** What you are asked to do **
In which lines of the data does the string "growth" appear? Copy every one.

** Supplied material **
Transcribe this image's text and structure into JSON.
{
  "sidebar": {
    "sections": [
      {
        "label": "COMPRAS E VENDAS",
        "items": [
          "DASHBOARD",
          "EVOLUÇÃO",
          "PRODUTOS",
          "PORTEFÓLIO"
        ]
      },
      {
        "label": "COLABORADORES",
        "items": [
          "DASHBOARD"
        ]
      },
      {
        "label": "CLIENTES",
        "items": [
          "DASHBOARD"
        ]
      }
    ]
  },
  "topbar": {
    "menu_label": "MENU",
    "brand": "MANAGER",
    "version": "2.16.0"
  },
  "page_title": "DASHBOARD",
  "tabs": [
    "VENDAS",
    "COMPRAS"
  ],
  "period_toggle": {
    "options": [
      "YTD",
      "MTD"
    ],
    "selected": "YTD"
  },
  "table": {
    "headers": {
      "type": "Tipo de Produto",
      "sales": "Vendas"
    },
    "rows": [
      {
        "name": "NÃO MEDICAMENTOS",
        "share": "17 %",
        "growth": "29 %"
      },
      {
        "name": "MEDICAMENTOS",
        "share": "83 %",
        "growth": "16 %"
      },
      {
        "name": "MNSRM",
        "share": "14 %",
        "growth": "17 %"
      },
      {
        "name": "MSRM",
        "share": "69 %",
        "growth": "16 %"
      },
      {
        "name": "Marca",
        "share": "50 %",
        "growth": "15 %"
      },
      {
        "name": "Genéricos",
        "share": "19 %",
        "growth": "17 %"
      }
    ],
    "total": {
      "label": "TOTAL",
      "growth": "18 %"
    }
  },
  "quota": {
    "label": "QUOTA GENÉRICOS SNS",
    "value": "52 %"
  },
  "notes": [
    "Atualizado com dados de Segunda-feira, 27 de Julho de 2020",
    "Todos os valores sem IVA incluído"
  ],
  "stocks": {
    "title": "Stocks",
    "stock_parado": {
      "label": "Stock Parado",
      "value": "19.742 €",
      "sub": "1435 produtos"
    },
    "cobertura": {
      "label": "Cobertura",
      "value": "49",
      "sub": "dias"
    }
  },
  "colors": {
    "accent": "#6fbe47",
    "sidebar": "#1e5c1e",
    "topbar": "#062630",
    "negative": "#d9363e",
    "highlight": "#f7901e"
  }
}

** Response for this exercise **
        "growth": "29 %"
        "growth": "16 %"
        "growth": "17 %"
        "growth": "16 %"
        "growth": "15 %"
        "growth": "17 %"
      "growth": "18 %"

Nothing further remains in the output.